In its recent decision in Maslo v. Ameriprise Auto & Home Insurance, 2014 Cal. App. LEXIS 564 (Cal. App. June 27, 2014), the California Court of Appeals for the Second Appellate District had occasion to consider whether an auto insurer’s election to compel arbitration regarding uninsured motorist benefits relieved the insurer of its statutory and common law duties to have fairly investigate, evaluate and process the claim.
Following an auto accident, the insured sought the entire $250,000 limit under his auto policy’s uninsured motorist coverage as compensation for injuries he sustained in an accident with an uninsured, at-fault motorist. Despite providing all medical records concerning his alleged injuries to the insurer, the insurer failed to respond to the claim for coverage. Some five months after the medical records were provided, the insured renewed his demand for payment of UM benefits and demanded a timely response. Two weeks later, the insurer requested an extension of time in which to respond. The insurer subsequently commenced an arbitration proceeding, and in doing so, rejected the insured’s offer to mediate the claim and also failed to make a settlement offer to the insured. The arbitration process took nearly two years to complete, the result of which was an award to the insured in an amount significantly less than the policy’s UM limit.
The insured subsequently commenced a lawsuit alleging that the insurer breached the covenant of good faith and fair dealing by forcing the insured into arbitration without investigating, evaluating and attempting to resolve the claim.
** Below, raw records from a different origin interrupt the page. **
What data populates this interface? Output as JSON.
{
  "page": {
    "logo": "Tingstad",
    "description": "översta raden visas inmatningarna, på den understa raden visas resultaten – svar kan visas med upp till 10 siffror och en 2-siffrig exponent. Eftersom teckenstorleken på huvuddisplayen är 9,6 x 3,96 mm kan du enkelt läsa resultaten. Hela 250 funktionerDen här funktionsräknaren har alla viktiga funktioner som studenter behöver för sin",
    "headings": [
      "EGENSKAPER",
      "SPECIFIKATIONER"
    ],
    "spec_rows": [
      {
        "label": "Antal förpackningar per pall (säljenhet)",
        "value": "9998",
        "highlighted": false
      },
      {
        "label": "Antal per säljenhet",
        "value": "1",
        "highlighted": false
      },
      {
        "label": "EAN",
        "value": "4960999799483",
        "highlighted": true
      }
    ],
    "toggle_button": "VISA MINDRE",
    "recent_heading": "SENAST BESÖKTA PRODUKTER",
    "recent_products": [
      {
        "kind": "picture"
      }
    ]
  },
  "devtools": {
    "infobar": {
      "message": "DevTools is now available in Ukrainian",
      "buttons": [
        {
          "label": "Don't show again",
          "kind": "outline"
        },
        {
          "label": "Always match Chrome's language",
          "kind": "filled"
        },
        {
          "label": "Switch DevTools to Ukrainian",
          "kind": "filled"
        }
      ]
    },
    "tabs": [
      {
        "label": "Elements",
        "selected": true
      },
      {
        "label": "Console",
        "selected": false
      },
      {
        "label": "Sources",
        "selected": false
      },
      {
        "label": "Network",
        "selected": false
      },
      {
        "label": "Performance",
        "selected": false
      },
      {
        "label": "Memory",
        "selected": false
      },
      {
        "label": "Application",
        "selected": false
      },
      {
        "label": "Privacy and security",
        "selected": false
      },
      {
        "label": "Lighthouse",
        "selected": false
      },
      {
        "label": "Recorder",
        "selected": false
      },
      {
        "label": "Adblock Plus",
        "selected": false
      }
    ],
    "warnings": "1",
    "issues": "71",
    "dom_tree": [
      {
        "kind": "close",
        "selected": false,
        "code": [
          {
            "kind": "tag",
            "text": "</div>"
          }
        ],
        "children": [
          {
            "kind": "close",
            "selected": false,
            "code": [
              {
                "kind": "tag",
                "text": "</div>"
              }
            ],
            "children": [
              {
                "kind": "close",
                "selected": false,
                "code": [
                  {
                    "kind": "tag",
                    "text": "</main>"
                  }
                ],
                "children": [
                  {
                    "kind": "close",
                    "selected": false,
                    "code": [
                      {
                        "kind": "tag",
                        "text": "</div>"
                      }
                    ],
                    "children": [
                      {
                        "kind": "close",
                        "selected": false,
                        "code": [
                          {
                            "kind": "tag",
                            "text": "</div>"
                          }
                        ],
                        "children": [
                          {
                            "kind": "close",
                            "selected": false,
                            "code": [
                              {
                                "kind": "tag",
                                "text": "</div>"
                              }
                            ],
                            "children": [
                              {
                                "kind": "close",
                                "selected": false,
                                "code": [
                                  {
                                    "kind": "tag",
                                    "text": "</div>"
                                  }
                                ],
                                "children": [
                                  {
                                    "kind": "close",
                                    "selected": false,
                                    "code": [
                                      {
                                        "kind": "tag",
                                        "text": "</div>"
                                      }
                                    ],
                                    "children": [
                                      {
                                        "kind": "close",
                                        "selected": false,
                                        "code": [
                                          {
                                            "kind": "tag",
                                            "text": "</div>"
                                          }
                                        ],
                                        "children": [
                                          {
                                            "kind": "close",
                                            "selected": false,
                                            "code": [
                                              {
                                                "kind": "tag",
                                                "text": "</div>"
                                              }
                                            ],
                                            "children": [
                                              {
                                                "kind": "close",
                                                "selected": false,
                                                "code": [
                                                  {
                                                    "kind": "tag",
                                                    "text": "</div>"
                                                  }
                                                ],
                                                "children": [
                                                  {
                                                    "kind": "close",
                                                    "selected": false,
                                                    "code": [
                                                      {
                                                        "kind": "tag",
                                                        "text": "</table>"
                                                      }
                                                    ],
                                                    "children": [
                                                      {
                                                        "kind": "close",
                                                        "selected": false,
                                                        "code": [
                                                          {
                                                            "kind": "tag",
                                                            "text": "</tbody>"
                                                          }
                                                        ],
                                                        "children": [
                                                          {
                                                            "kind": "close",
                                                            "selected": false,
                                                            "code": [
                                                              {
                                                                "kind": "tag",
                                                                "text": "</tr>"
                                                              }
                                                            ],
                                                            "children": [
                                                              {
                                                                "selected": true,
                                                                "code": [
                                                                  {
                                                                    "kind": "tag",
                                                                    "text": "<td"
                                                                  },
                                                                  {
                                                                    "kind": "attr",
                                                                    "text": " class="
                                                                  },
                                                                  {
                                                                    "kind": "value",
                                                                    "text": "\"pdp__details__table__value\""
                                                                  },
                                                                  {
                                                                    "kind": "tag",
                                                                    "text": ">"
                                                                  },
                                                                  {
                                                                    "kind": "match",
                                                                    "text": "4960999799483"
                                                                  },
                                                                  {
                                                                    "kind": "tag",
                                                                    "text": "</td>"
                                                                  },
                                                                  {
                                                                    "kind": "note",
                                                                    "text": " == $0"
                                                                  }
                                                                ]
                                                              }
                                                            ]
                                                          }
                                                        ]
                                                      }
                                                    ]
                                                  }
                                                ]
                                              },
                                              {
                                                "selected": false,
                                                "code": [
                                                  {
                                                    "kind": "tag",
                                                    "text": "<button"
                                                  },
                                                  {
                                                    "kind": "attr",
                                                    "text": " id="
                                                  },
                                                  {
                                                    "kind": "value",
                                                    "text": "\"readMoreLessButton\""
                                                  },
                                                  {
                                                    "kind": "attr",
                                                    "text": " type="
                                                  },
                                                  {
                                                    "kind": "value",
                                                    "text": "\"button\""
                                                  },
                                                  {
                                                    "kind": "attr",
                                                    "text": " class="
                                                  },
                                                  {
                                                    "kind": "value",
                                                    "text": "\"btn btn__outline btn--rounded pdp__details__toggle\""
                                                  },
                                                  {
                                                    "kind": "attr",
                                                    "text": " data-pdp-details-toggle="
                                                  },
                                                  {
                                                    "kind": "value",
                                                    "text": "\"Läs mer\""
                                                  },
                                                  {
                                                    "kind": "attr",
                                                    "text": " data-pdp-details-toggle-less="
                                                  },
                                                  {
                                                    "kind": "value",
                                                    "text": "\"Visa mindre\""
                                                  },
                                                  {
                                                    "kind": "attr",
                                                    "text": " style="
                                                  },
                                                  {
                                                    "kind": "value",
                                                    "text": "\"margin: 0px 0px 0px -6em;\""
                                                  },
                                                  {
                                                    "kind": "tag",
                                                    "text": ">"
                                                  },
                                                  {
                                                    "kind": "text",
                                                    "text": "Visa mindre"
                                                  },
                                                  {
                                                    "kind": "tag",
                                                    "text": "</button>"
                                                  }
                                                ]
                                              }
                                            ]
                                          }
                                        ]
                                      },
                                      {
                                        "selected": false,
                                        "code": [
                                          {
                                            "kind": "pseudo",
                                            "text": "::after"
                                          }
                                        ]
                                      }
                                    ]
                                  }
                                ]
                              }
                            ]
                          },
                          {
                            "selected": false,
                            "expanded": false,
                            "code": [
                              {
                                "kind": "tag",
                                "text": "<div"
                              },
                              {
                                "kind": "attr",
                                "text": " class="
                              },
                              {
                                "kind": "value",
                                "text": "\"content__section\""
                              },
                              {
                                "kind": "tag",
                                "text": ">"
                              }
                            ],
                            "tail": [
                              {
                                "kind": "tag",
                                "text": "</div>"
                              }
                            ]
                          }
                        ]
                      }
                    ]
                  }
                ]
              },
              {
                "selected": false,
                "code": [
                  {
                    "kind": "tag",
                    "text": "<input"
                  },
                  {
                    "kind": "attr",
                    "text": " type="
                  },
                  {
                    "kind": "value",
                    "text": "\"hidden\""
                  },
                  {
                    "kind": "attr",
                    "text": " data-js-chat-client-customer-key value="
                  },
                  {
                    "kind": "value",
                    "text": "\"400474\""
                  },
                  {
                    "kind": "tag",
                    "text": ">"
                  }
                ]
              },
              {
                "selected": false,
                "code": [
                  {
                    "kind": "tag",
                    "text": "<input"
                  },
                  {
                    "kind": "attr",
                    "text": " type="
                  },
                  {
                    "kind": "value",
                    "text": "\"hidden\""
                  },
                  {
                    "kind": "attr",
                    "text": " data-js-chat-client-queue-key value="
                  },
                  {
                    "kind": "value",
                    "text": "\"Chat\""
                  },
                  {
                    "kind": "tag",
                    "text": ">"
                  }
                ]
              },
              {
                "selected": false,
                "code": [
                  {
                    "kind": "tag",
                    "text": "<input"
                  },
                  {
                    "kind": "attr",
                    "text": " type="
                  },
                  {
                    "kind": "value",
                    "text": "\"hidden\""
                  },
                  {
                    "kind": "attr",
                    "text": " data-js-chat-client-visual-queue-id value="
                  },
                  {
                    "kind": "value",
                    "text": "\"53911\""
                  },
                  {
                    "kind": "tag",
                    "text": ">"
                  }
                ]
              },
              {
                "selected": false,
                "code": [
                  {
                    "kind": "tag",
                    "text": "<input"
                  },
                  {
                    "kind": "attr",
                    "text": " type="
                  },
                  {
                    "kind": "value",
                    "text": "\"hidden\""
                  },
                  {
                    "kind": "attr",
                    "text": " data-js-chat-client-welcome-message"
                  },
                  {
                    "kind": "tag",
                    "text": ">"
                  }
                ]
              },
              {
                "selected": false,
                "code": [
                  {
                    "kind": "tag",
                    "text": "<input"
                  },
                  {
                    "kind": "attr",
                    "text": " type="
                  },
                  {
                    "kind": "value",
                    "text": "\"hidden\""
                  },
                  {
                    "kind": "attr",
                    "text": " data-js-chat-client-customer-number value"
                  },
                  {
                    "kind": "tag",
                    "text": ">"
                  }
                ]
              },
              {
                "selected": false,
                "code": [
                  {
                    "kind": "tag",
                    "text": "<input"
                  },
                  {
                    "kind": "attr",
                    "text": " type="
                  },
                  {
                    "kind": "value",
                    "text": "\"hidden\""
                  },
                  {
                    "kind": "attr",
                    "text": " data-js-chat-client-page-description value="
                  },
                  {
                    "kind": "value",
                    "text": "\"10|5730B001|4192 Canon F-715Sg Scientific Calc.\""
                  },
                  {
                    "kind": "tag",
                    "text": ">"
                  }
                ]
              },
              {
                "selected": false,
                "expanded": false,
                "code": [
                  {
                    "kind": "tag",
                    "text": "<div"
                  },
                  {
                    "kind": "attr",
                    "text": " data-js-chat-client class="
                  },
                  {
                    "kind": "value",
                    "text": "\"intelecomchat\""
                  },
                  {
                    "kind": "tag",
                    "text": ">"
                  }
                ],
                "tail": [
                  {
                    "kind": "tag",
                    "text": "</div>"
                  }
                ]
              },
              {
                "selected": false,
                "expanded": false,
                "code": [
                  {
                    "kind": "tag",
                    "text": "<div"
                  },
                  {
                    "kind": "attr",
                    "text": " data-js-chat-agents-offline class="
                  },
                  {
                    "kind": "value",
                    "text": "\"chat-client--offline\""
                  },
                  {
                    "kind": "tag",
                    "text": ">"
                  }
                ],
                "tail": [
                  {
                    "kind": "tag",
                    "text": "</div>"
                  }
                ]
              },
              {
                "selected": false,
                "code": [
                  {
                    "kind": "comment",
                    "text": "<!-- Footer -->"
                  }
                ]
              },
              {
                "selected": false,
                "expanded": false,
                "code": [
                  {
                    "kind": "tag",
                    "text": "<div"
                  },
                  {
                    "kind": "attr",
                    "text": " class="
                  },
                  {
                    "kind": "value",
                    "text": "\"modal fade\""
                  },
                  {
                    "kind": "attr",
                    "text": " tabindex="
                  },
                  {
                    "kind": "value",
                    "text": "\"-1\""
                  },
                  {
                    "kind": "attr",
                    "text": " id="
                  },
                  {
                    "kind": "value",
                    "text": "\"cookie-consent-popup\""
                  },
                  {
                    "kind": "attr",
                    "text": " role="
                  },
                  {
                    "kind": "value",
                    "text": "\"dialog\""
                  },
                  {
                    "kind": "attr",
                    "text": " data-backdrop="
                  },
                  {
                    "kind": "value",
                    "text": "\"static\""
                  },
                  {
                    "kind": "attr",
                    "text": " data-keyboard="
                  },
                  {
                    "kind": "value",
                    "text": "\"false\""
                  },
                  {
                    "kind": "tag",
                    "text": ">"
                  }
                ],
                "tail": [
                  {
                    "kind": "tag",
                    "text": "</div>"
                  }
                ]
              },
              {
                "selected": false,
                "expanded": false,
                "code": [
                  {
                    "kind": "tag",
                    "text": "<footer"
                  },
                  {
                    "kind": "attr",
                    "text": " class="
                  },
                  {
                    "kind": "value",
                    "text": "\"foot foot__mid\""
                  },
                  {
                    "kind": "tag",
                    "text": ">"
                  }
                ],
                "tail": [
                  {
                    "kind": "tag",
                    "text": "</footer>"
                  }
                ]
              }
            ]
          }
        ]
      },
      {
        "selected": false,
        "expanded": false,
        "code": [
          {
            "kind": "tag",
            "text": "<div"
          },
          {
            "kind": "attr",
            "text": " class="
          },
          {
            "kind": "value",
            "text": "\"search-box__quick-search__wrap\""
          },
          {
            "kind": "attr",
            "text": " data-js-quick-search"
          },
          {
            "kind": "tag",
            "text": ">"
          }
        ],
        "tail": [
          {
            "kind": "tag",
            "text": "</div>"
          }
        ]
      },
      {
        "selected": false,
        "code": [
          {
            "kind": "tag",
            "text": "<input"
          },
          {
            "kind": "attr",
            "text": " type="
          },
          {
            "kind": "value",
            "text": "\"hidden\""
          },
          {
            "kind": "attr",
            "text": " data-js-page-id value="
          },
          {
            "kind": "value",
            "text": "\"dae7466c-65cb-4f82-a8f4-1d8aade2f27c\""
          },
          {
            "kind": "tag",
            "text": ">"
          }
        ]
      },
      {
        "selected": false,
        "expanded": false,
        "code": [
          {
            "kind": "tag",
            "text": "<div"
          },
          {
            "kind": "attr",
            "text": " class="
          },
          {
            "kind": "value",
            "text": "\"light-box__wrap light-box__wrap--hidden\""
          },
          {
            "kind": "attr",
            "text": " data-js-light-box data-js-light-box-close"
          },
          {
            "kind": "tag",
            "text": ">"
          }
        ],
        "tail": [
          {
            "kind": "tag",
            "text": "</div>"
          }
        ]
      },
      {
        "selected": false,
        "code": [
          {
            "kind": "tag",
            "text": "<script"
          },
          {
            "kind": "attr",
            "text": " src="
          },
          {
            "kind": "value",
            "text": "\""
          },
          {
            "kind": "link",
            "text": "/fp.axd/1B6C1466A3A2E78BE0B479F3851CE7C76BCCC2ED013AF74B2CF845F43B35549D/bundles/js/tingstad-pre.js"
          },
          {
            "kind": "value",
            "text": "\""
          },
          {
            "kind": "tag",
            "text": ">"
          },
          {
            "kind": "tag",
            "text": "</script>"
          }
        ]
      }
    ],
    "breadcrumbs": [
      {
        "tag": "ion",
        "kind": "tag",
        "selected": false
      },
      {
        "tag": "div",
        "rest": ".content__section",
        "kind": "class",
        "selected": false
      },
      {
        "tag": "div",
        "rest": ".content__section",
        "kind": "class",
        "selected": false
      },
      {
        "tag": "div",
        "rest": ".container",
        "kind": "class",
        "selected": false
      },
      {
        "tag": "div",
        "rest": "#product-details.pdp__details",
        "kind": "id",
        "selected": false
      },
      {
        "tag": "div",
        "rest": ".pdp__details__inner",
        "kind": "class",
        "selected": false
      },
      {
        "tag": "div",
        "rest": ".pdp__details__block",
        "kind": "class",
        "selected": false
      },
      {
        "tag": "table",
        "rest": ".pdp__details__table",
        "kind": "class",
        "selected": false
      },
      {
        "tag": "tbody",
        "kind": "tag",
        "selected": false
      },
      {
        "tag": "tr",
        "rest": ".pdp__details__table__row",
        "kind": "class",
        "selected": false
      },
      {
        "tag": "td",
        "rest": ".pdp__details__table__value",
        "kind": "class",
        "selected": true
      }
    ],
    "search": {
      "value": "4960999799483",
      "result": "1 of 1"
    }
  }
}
Specifically, the insured argued that the insurer had breached its statutory duty of good faith and fair dealing under California Insurance Code section 790.03 by failing to attempt to effectuate a prompt, fair and equitable settlement for a claim in which liability had become reasonably clear, and that as a result, “Plaintiff was forced to go to Arbitration and to incur costs in excess of $25,000 as well as additional attorney fees.”
The insurer demurred on the basis that there had been a “genuine dispute” regarding payment due under the policy, as demonstrated by the arbitrator’s ultimate decision to award less than the policy’s $250,000 limit. The insurer further argued that the insured failed to demonstrate that its failure to make a settlement offer caused a delay in resolving the claim, but instead it was the insured’s overvaluation of his injuries that caused a delay in the claim being resolved. The trial court sustained the demurrer, reasoning that the insured “could not allege causation, as the fact did not show that the appellant’s damages ‘plainly exceed[ed] the unin[su]ed motorist coverage policy limits.”
On appeal, however, the court rejected the trial court’s reasoning. In so ruling, the court held that under California law, the insurer had a duty to act in good faith in the uninsured motorist context just as with any other claim. While the court acknowledged that the “genuine dispute” rule can serve as a defense to a bad faith claim, the court rejected the insurer’s contention that the arbitration award of less than policy limits was evidence of a “genuine dispute,” since the allegations were that the insurer failed to thoroughly and fairly investigate the UM claim before commencing the arbitration. The complaint’s allegations that the insurer was promptly advised of the accident and was provided with medical records, but otherwise made no attempt to investigate the loss until after it rejected the benefits and commenced an arbitration proceeding, demonstrated the lack of a genuine dispute, at least for purposes of sustaining a demurrer.
The court also rejected the insurer’s argument that its statutory right to arbitrate disputes over the amount of damages precluded a bad faith finding on the basis of failure to investigate. Specifically, the insurer had argued that it could only be liable for bad faith where the “damages plainly exceed the policy limits.” The court noted that prior California case law made clear that an insurer cannot use the arbitration process to “stonewall” UM/UIM claims by refusing to pay benefits until ordered to do so by an arbitrator. Thus, when damages and liability are reasonably clear, the insurer is under a duty to attempt to effectuate a prompt and fair settlement, the failure of which can constitute bad faith. As the court explained:
An insurer’s statutory duty to attempt to effectuate a prompt and fair settlement is not abrogated simply because the insured’s damages do not plainly exceed the policy limits. Nor is the insurer’s duty to investigate a claim excused by the arbitrator’s finding that the amount of damages was lower than the insured’s initial demand. Even where the amount of damages is lower than the policy limits, an insurer may act unreasonably by failing to pay damages that are certain and demanding arbitration on those damages.
The court, therefore, held the insured adequately pled a cause of action for bad faith, as he alleged that the insurer breached its duties by failing to adequately investigate, evaluate, and process the claim, and by failing to attempt to settlement after its liability became reasonably clear.
Finally, the court rejected the lower court’s reasoning that a demurrer should be sustained based on the insured’s failure to demonstrate causation between the insurer’s conduct and the delay in having the claim resolved, agreeing that it was not the insured’s “inflated” settlement demand that caused the delays, but instead the “insurer’s alleged refusal to investigate and process his claim.” Such allegations, agreed the court, in tandem with the allegation that the insurer refused to offer payment and refused to mediate the claim, were sufficient to state a cause of action and to avoid demurrer.